Schilling, Heinz: Confessional Europe
These characteristic trends of the confessional age did not spread unchecked. After the mid-seventeenth century a change came over Catholic female education, as “the elan of the founders was shattered, and the discrepancy between male and female education began to grow again.” The same thing happened to “the matriarchal model of the family” and the active participation of women in “the priesthood of all believers.” (78) These changes show that in the history of gender relations, as in other areas, the nineteenth-century “barriers” to women were not direct products of the Reformation and confessionalization, but rather the results of later retreats from the modernizing impulses they unleashed.
The Confessional Cultures
The degree to which confessionalization shaped Europe’s cultures can only be suggested here. In art and literature the measured harmony of the Renaissance gave way to the nervous dynamics of the Baroque, which stood in the zone of tension between insecure fragmentation and a fervent security of faith. Theodore K.Rabb has interpreted this change as the search of a deeply unsettled age for a new security. (79) This “struggle for stability” developed in alliance with the confessionalizing process and manifested itself in art. The Baroque was congenial to confessional Europe, because it resacralized art following its desacralization by the Renaissance. As in politics and society, however, this meant not a return to a predominantly ecclesiastical art, as in the Middle Ages, but a new union of sacred and profane in art and culture which opened the way, over the long run, to secularization.
The Baroque was an expression of confessional Europe, too, in that it made -and makes, as any traveler to Central Europe can see- the religious schism visible.

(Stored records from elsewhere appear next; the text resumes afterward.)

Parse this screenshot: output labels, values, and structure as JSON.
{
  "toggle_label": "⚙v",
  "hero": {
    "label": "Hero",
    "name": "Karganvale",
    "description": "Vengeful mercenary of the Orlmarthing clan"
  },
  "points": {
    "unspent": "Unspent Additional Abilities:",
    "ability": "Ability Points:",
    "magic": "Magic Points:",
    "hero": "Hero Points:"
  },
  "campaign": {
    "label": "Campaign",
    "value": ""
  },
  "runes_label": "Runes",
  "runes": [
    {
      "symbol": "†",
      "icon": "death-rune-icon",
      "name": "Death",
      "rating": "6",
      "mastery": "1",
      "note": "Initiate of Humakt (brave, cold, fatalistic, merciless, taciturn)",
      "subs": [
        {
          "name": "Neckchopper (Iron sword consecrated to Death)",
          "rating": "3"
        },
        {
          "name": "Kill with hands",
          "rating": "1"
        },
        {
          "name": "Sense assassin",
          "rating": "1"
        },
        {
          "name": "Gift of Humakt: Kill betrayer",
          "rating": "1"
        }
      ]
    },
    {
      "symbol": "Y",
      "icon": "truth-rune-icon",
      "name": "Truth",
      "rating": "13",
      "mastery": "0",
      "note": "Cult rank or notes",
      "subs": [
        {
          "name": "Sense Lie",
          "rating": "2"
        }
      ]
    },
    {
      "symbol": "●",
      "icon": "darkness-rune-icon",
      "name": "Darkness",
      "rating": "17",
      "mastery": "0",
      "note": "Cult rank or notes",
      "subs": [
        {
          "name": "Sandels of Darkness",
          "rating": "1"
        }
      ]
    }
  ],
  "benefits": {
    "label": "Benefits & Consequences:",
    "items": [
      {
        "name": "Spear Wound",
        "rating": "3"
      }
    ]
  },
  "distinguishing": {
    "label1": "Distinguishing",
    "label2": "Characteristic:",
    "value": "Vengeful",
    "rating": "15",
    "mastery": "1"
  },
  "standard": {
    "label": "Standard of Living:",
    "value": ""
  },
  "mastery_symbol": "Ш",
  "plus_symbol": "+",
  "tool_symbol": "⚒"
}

Differences between North and South aside, the Renaissance style was unified and international, just like the humanist republic of letters. The Baroque, by contrast, was fragmented and torn, chiefly along confessional lines. At first glance, this difference may seem to contradict our thesis of the functional equivalence of Protestant and Catholic confessionalization, for how could one conceive a greater incompatibility than that between the riot of color, form, and life of the southern, image-oriented Catholic Baroque and the cool, northern sobriety of the rationally controlled word-and oratorio-oriented Protestant Baroque? (80)

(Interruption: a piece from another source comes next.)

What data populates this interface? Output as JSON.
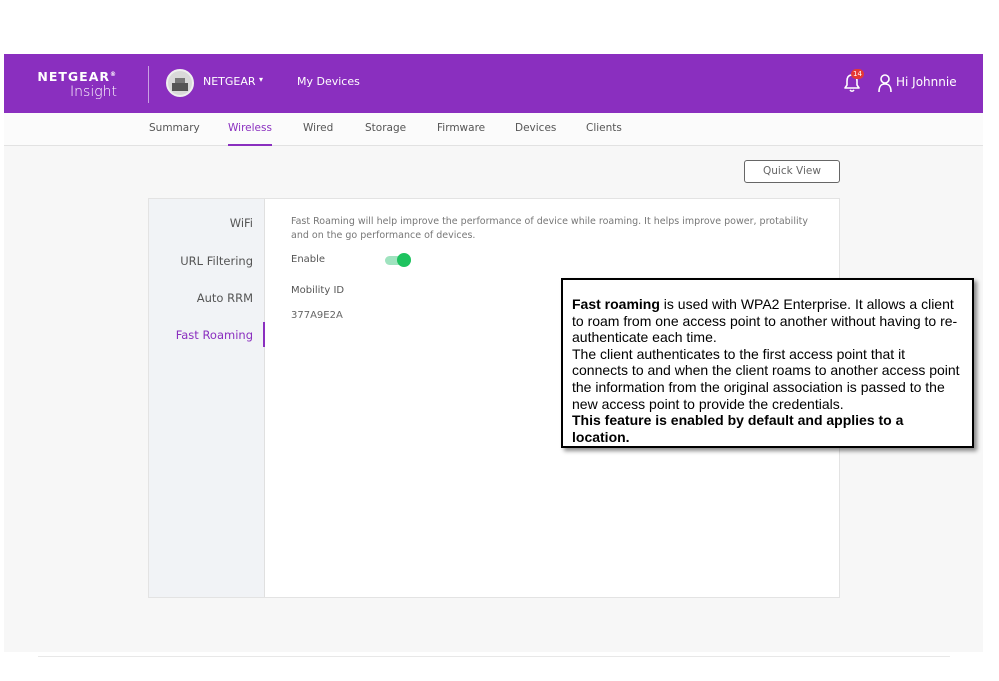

The Baroque cultures nonetheless did exhibit trans-confessional similarities, notably in church and architecture, where a common rationality and deliberate effect reigned. This is true of the precisely emotional purpose aimed at by Jesuit architecture, the model of which was the Il Gesu in Rome, built in the 1570s. It is also true of Salzburg Cathedral and of the Church of the Fourteen Saints in Franconia, and of new Protestant churches, such as Hendrik de Keyser’s (1567-1621) in the Netherlands and Christopher Wren’s Saint Paul’s in London. The same could be said, moreover, of the Baroque palace architecture of both the Catholic and Protestant courts. And also of painting, where the extremes are marked by the heavenward-looking holy humans and human saints of a Guido Reni (1575-1642), on the one hand, the Biblical scenes of Rembrandt van Rijn (1606-69) on the other. The genres and manners of expression of these pictures are undeniably quite different, but their spirits reveal a common rationality and striving for effect. If one accepts the rational program of color, form, and light in Italian and Spanish Baroque painting and in the great churches of Catholic Europe, one cannot deny that this southern, image-oriented Baroque is of a no less modern character than the Protestant Baroque of northern and western Europe. The ideal-typical postulate of their opposition, which reflects the prejudices and cliches of the Enlightenment and the nineteenth century, thus needs to be relativized.